On the other hand, drug trafficking usually refers to the manufacture, distribution, and sale of illegal substances within a certain jurisdiction, which does not necessarily involve crossing international borders. It encompasses a wider range of activities, including the cultivation, manufacture, distribution, and sale of narcotics. It is the 'entire process' crime, from production to sale.

It is possible for the same act to constitute both drug smuggling and drug trafficking, depending on the specific circumstances and jurisdictions involved.

Drug Smuggling as a Federal Offense and its Potential Penalties

Drug smuggling is not just a serious crime; it's also a federal offense, typically prosecuted by the Federal Bureau of Investigation (FBI). Cases of drug smuggling often involve charges of drug trafficking as well, adding to the gravity of the offense.

The penalties for a conviction in a drug smuggling case are severe. Upon conviction, individuals may face imprisonment ranging from 10 years to life. Financial penalties for drug smuggling offenses are equally profound. Fines can range anywhere from $10,000 to a staggering $5 million, depending on the quantity of drugs involved, the individual's role in the operation, and other surrounding circumstances.

Additionally, post-release, someone convicted of drug smuggling may also face three years of probation. This involves regular check-ins with a probation officer, and any violation during this time can result in a return to prison.

What to do if You are Charged with Drug Smuggling or Drug Trafficking

If you find yourself facing charges of drug smuggling or drug trafficking, the first step you should take is to engage the services of a competent legal representative. Hiring an experienced attorney well-versed in handling federal crimes, such as Brad Bailey Law, can make a significant difference.

The legal complexities and severity of penalties associated with these types of charges necessitate an attorney who understands the nuances of drug-related offenses and federal laws. With our proven track record in handling federal crimes, Brad Bailey Law can provide you with the advice and representation needed during such a challenging time.

We are ready to guide you through the legal process, help build a robust defense, and advocate on your behalf in court. Remember, facing drug-related charges does not mean an automatic conviction, and you have the right to defend yourself against these charges.

Turn to Brad Bailey Law for help when your future is at stake. Contact us online to schedule a consultation.

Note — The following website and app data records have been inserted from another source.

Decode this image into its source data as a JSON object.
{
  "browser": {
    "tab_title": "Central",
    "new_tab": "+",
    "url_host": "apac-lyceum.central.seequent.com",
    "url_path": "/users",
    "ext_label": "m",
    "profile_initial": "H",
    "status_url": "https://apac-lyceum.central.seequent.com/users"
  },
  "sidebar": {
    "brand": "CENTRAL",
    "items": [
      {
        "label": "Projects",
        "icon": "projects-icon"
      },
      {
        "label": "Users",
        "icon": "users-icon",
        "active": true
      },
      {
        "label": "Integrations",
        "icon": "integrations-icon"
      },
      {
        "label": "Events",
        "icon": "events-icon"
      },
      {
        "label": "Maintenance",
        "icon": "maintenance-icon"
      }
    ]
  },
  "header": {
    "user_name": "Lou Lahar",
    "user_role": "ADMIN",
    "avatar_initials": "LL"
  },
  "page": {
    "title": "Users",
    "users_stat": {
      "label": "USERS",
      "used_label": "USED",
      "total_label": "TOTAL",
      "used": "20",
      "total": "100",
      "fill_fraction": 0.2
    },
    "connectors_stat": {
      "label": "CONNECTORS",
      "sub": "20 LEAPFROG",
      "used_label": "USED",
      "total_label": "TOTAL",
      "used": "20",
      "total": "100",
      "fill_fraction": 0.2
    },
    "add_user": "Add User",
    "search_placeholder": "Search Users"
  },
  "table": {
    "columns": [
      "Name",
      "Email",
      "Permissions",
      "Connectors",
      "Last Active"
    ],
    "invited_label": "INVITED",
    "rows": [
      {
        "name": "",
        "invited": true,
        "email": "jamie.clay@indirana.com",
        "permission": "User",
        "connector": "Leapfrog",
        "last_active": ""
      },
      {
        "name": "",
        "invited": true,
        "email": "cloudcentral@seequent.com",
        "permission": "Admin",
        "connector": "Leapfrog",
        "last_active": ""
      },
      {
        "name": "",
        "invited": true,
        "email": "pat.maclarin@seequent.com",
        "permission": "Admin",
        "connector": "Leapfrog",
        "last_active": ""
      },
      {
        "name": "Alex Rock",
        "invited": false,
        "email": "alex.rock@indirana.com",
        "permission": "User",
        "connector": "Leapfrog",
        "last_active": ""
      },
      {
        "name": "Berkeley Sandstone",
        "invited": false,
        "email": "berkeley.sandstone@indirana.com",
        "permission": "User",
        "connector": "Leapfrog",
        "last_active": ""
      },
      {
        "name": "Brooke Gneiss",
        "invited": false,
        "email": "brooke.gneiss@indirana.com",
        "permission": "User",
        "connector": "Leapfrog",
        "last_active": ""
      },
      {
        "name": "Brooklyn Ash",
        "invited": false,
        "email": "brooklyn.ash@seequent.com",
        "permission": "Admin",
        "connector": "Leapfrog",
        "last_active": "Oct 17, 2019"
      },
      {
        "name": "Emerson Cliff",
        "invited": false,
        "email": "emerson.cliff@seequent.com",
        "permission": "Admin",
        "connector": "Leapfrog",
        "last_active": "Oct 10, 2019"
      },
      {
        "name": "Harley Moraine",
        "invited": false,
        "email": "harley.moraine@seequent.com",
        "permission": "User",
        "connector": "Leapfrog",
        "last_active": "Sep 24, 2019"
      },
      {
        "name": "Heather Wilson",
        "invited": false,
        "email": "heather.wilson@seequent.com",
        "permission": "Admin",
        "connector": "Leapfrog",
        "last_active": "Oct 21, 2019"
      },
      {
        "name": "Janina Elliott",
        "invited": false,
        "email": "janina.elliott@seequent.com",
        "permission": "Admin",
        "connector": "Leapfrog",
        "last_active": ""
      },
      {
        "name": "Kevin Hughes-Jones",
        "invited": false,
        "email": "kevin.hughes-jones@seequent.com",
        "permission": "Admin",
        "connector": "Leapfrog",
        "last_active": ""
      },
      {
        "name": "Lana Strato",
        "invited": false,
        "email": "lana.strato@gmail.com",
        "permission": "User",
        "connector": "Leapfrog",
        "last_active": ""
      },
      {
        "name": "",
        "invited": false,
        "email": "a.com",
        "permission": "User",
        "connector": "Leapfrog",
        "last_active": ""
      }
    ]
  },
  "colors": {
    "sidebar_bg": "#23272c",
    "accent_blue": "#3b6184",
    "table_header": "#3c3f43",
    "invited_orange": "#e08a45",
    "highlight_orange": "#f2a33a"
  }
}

Categories: 
Related Posts
  • Protecting Your Rights: What to Do If Accused of Income Tax Evasion Read More
  • The Burden of Proof in Securities Fraud Cases Read More
  • Boston Magazine‚Äôs Top Lawyer List Read More
/